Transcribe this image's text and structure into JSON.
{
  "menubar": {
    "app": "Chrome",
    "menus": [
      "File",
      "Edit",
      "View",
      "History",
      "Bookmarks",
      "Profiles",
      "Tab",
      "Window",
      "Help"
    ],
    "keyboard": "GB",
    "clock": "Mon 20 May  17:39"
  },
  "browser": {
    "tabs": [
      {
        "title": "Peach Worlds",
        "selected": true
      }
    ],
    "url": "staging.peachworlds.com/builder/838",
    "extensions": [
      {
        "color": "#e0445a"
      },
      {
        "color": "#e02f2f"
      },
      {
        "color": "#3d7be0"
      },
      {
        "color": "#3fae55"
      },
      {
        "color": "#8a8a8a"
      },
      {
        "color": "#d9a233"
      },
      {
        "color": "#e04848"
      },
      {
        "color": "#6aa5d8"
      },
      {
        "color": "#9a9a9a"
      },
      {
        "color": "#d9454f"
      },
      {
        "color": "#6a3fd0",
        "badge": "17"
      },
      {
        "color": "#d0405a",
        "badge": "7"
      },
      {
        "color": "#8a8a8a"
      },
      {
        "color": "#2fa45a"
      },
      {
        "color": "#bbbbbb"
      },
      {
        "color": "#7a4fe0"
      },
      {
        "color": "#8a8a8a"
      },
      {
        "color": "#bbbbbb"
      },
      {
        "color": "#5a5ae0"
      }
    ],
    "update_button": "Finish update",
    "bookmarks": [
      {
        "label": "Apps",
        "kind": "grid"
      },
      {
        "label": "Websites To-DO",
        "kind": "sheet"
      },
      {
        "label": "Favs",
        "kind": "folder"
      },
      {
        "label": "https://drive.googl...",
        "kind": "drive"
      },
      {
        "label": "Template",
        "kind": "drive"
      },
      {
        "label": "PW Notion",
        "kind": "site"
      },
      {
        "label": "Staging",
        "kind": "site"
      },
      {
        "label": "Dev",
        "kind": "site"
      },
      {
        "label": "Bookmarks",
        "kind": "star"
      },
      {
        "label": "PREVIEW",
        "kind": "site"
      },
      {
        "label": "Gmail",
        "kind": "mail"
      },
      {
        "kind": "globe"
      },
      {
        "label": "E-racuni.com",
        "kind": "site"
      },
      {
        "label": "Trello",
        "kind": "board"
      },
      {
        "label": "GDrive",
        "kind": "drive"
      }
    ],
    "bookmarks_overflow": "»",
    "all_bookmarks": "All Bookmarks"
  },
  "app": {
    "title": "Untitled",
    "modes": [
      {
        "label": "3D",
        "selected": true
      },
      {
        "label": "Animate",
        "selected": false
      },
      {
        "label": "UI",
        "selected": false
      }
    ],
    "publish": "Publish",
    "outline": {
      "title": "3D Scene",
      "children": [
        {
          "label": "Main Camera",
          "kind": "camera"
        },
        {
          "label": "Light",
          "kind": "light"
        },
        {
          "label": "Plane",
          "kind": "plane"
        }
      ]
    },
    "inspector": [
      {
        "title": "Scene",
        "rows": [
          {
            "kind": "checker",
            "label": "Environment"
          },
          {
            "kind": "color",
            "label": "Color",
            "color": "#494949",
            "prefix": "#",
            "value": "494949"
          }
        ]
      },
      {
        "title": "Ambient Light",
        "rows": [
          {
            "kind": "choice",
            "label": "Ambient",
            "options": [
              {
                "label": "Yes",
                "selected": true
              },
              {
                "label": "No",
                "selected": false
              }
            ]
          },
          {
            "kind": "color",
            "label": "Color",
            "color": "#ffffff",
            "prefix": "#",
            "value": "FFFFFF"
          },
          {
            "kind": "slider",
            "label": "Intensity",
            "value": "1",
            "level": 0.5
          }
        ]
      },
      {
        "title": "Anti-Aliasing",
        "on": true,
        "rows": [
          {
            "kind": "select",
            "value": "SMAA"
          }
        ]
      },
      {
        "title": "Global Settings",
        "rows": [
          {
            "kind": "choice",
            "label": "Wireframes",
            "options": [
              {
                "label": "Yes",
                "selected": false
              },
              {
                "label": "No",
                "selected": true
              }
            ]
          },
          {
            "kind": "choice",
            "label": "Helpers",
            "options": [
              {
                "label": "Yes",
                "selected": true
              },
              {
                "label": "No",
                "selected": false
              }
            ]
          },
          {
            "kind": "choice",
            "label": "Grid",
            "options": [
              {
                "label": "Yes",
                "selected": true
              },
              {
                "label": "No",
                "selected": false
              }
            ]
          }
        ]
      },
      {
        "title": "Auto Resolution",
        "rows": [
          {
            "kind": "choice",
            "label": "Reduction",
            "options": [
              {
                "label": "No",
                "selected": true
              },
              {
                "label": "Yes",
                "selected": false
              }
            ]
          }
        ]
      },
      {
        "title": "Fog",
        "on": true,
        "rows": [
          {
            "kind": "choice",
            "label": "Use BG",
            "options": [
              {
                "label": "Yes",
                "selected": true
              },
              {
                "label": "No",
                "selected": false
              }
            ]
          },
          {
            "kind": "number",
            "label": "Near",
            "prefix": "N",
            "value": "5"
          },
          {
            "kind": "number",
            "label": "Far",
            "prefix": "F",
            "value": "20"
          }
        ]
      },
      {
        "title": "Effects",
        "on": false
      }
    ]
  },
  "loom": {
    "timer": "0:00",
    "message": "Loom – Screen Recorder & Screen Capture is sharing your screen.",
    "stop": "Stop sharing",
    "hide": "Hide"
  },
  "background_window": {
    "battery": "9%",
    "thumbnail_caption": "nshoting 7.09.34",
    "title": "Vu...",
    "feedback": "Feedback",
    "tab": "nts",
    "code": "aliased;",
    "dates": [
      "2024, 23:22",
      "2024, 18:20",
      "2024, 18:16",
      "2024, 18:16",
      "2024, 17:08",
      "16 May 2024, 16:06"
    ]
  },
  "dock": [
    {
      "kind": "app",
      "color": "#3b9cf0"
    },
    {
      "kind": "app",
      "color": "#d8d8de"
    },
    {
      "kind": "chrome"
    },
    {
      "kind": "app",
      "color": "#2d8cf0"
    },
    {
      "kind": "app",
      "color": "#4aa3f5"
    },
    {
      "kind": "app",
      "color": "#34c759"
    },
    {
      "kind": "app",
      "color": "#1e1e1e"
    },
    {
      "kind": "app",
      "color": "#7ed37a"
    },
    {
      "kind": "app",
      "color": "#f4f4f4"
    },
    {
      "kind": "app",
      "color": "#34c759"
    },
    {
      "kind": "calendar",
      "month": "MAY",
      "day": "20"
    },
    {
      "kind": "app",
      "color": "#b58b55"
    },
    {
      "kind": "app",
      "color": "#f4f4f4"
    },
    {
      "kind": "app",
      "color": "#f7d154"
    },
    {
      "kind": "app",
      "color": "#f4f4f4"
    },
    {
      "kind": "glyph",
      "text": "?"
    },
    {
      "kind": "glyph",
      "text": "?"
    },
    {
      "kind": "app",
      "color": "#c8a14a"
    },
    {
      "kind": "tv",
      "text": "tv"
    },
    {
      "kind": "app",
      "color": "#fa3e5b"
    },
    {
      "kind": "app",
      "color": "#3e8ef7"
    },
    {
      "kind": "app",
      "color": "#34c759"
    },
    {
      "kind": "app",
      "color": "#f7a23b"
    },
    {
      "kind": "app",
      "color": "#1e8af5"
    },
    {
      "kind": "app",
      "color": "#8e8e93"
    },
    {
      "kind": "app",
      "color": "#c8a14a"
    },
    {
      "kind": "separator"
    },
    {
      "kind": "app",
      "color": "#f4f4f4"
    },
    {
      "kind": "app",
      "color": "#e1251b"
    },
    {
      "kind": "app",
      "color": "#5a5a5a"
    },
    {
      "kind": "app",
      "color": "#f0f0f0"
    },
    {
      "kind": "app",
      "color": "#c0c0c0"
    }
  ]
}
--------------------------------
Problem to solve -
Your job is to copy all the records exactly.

Written response -
Transcribe this image's text and structure into JSON.
{
  "menubar": {
    "app": "Chrome",
    "menus": [
      "File",
      "Edit",
      "View",
      "History",
      "Bookmarks",
      "Profiles",
      "Tab",
      "Window",
      "Help"
    ],
    "keyboard": "GB",
    "clock": "Mon 20 May  17:39"
  },
  "browser": {
    "tabs": [
      {
        "title": "Peach Worlds",
        "selected": true
      }
    ],
    "url": "staging.peachworlds.com/builder/838",
    "extensions": [
      {
        "color": "#e0445a"
      },
      {
        "color": "#e02f2f"
      },
      {
        "color": "#3d7be0"
      },
      {
        "color": "#3fae55"
      },
      {
        "color": "#8a8a8a"
      },
      {
        "color": "#d9a233"
      },
      {
        "color": "#e04848"
      },
      {
        "color": "#6aa5d8"
      },
      {
        "color": "#9a9a9a"
      },
      {
        "color": "#d9454f"
      },
      {
        "color": "#6a3fd0",
        "badge": "17"
      },
      {
        "color": "#d0405a",
        "badge": "7"
      },
      {
        "color": "#8a8a8a"
      },
      {
        "color": "#2fa45a"
      },
      {
        "color": "#bbbbbb"
      },
      {
        "color": "#7a4fe0"
      },
      {
        "color": "#8a8a8a"
      },
      {
        "color": "#bbbbbb"
      },
      {
        "color": "#5a5ae0"
      }
    ],
    "update_button": "Finish update",
    "bookmarks": [
      {
        "label": "Apps",
        "kind": "grid"
      },
      {
        "label": "Websites To-DO",
        "kind": "sheet"
      },
      {
        "label": "Favs",
        "kind": "folder"
      },
      {
        "label": "https://drive.googl...",
        "kind": "drive"
      },
      {
        "label": "Template",
        "kind": "drive"
      },
      {
        "label": "PW Notion",
        "kind": "site"
      },
      {
        "label": "Staging",
        "kind": "site"
      },
      {
        "label": "Dev",
        "kind": "site"
      },
      {
        "label": "Bookmarks",
        "kind": "star"
      },
      {
        "label": "PREVIEW",
        "kind": "site"
      },
      {
        "label": "Gmail",
        "kind": "mail"
      },
      {
        "kind": "globe"
      },
      {
        "label": "E-racuni.com",
        "kind": "site"
      },
      {
        "label": "Trello",
        "kind": "board"
      },
      {
        "label": "GDrive",
        "kind": "drive"
      }
    ],
    "bookmarks_overflow": "»",
    "all_bookmarks": "All Bookmarks"
  },
  "app": {
    "title": "Untitled",
    "modes": [
      {
        "label": "3D",
        "selected": true
      },
      {
        "label": "Animate",
        "selected": false
      },
      {
        "label": "UI",
        "selected": false
      }
    ],
    "publish": "Publish",
    "outline": {
      "title": "3D Scene",
      "children": [
        {
          "label": "Main Camera",
          "kind": "camera"
        },
        {
          "label": "Light",
          "kind": "light"
        },
        {
          "label": "Plane",
          "kind": "plane"
        }
      ]
    },
    "inspector": [
      {
        "title": "Scene",
        "rows": [
          {
            "kind": "checker",
            "label": "Environment"
          },
          {
            "kind": "color",
            "label": "Color",
            "color": "#494949",
            "prefix": "#",
            "value": "494949"
          }
        ]
      },
      {
        "title": "Ambient Light",
        "rows": [
          {
            "kind": "choice",
            "label": "Ambient",
            "options": [
              {
                "label": "Yes",
                "selected": true
              },
              {
                "label": "No",
                "selected": false
              }
            ]
          },
          {
            "kind": "color",
            "label": "Color",
            "color": "#ffffff",
            "prefix": "#",
            "value": "FFFFFF"
          },
          {
            "kind": "slider",
            "label": "Intensity",
            "value": "1",
            "level": 0.5
          }
        ]
      },
      {
        "title": "Anti-Aliasing",
        "on": true,
        "rows": [
          {
            "kind": "select",
            "value": "SMAA"
          }
        ]
      },
      {
        "title": "Global Settings",
        "rows": [
          {
            "kind": "choice",
            "label": "Wireframes",
            "options": [
              {
                "label": "Yes",
                "selected": false
              },
              {
                "label": "No",
                "selected": true
              }
            ]
          },
          {
            "kind": "choice",
            "label": "Helpers",
            "options": [
              {
                "label": "Yes",
                "selected": true
              },
              {
                "label": "No",
                "selected": false
              }
            ]
          },
          {
            "kind": "choice",
            "label": "Grid",
            "options": [
              {
                "label": "Yes",
                "selected": true
              },
              {
                "label": "No",
                "selected": false
              }
            ]
          }
        ]
      },
      {
        "title": "Auto Resolution",
        "rows": [
          {
            "kind": "choice",
            "label": "Reduction",
            "options": [
              {
                "label": "No",
                "selected": true
              },
              {
                "label": "Yes",
                "selected": false
              }
            ]
          }
        ]
      },
      {
        "title": "Fog",
        "on": true,
        "rows": [
          {
            "kind": "choice",
            "label": "Use BG",
            "options": [
              {
                "label": "Yes",
                "selected": true
              },
              {
                "label": "No",
                "selected": false
              }
            ]
          },
          {
            "kind": "number",
            "label": "Near",
            "prefix": "N",
            "value": "5"
          },
          {
            "kind": "number",
            "label": "Far",
            "prefix": "F",
            "value": "20"
          }
        ]
      },
      {
        "title": "Effects",
        "on": false
      }
    ]
  },
  "loom": {
    "timer": "0:00",
    "message": "Loom – Screen Recorder & Screen Capture is sharing your screen.",
    "stop": "Stop sharing",
    "hide": "Hide"
  },
  "background_window": {
    "battery": "9%",
    "thumbnail_caption": "nshoting 7.09.34",
    "title": "Vu...",
    "feedback": "Feedback",
    "tab": "nts",
    "code": "aliased;",
    "dates": [
      "2024, 23:22",
      "2024, 18:20",
      "2024, 18:16",
      "2024, 18:16",
      "2024, 17:08",
      "16 May 2024, 16:06"
    ]
  },
  "dock": [
    {
      "kind": "app",
      "color": "#3b9cf0"
    },
    {
      "kind": "app",
      "color": "#d8d8de"
    },
    {
      "kind": "chrome"
    },
    {
      "kind": "app",
      "color": "#2d8cf0"
    },
    {
      "kind": "app",
      "color": "#4aa3f5"
    },
    {
      "kind": "app",
      "color": "#34c759"
    },
    {
      "kind": "app",
      "color": "#1e1e1e"
    },
    {
      "kind": "app",
      "color": "#7ed37a"
    },
    {
      "kind": "app",
      "color": "#f4f4f4"
    },
    {
      "kind": "app",
      "color": "#34c759"
    },
    {
      "kind": "calendar",
      "month": "MAY",
      "day": "20"
    },
    {
      "kind": "app",
      "color": "#b58b55"
    },
    {
      "kind": "app",
      "color": "#f4f4f4"
    },
    {
      "kind": "app",
      "color": "#f7d154"
    },
    {
      "kind": "app",
      "color": "#f4f4f4"
    },
    {
      "kind": "glyph",
      "text": "?"
    },
    {
      "kind": "glyph",
      "text": "?"
    },
    {
      "kind": "app",
      "color": "#c8a14a"
    },
    {
      "kind": "tv",
      "text": "tv"
    },
    {
      "kind": "app",
      "color": "#fa3e5b"
    },
    {
      "kind": "app",
      "color": "#3e8ef7"
    },
    {
      "kind": "app",
      "color": "#34c759"
    },
    {
      "kind": "app",
      "color": "#f7a23b"
    },
    {
      "kind": "app",
      "color": "#1e8af5"
    },
    {
      "kind": "app",
      "color": "#8e8e93"
    },
    {
      "kind": "app",
      "color": "#c8a14a"
    },
    {
      "kind": "separator"
    },
    {
      "kind": "app",
      "color": "#f4f4f4"
    },
    {
      "kind": "app",
      "color": "#e1251b"
    },
    {
      "kind": "app",
      "color": "#5a5a5a"
    },
    {
      "kind": "app",
      "color": "#f0f0f0"
    },
    {
      "kind": "app",
      "color": "#c0c0c0"
    }
  ]
}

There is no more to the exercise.